To become a mystery shopper, start with an Internet search. Type “mystery shopper” into a search engine to find Web sites for mystery shopping companies; most of those sites have online applications.
“A good shopper is someone who reflects a normal customer, not someone too extreme. We don’t want an inspector,” says TrendSource’s Moll. “It’s someone who enjoys writing and who likes shopping, but keep in mind this is not a shopping experience. It’s objective.”
Pelletiere at Jancyn says she gets 400 applications per week from people aspiring to be secret shoppers. She seeks out those who are detail-oriented and good communicators. Computer access and basic computer skills are required.
Shoppers in large cities have the best chance of being selected as shoppers, simply because there are more jobs in urban areas.
“If you live in a town with one little bar and one little grocery store, you’re not likely to be called,” Moll says. “But you have a good chance if your town has chain stores.”
Most mystery shopping firms provide online training for new shoppers; some require them to pass an exam.
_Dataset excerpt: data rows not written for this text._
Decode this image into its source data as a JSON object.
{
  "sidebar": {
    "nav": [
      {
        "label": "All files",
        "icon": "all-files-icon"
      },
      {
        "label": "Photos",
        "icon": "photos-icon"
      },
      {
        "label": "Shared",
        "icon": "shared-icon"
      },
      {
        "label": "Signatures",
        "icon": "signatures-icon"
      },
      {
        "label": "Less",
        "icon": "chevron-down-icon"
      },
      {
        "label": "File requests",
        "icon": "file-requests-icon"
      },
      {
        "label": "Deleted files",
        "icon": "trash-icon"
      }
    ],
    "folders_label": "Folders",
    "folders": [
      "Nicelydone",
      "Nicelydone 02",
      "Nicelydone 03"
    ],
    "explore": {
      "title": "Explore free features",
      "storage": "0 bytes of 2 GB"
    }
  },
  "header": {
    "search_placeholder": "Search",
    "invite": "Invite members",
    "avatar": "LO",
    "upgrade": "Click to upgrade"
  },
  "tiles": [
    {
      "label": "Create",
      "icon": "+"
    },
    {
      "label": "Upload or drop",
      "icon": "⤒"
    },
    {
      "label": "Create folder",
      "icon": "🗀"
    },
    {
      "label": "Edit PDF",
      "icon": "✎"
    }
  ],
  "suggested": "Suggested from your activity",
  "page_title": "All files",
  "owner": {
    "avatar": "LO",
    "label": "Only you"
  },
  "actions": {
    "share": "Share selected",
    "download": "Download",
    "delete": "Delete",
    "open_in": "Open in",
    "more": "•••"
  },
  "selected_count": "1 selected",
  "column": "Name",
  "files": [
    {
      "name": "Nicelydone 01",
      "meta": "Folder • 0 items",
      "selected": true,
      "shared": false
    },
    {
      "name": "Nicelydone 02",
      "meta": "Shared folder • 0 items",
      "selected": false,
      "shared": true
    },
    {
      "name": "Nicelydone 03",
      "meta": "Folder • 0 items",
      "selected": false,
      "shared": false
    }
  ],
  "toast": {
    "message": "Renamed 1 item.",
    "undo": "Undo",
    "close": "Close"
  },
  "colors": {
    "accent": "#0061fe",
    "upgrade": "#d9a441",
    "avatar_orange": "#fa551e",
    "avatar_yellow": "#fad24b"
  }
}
Shoppers who fail to follow instructions, meet deadlines or gather required information will quickly be dropped.
“Basically, you need to work your way up,” says Ray Sola, who, from Tuscon, Ariz., runs the free merchandise Web site
Volition.com. Six years ago, he added mystery-shopping information – a bulletin board, live chat room, mystery-shopping company lists and job leads – to the site, making it an all-purpose source for mystery shoppers.
Sola advises new shoppers to sign up with companies listed on his site and then wait for a job offer.
“It takes a while to get in the database. If you do a good job, you’re likely to be called again. Schedulers will schedule people they trust.”
Sola is sometimes a mystery shopper himself. “People like me do it for a free dinner. If you’re just doing it for freebies, restaurants are popular.”
Dave Fitzgibbons of Lincoln, Neb., started mystery shopping when he saw an ad seeking restaurant shoppers.
“It sounded like a good way to get a meal,” he recalls.
He’s since added other companies to his shopping resume. A dry cleaner assignment required him to call the business and inquire about cleaning leather; a bowling alley shop had him checking the availability of house balls.
“I feel a little bit like I’m in the CIA,” Fitzgibbons says. “It’s kind of a neat feeling that you are actually influencing how businesses do business.”
Kathryn Rem can be reached at 788-1520 or firstname.lastname@example.org.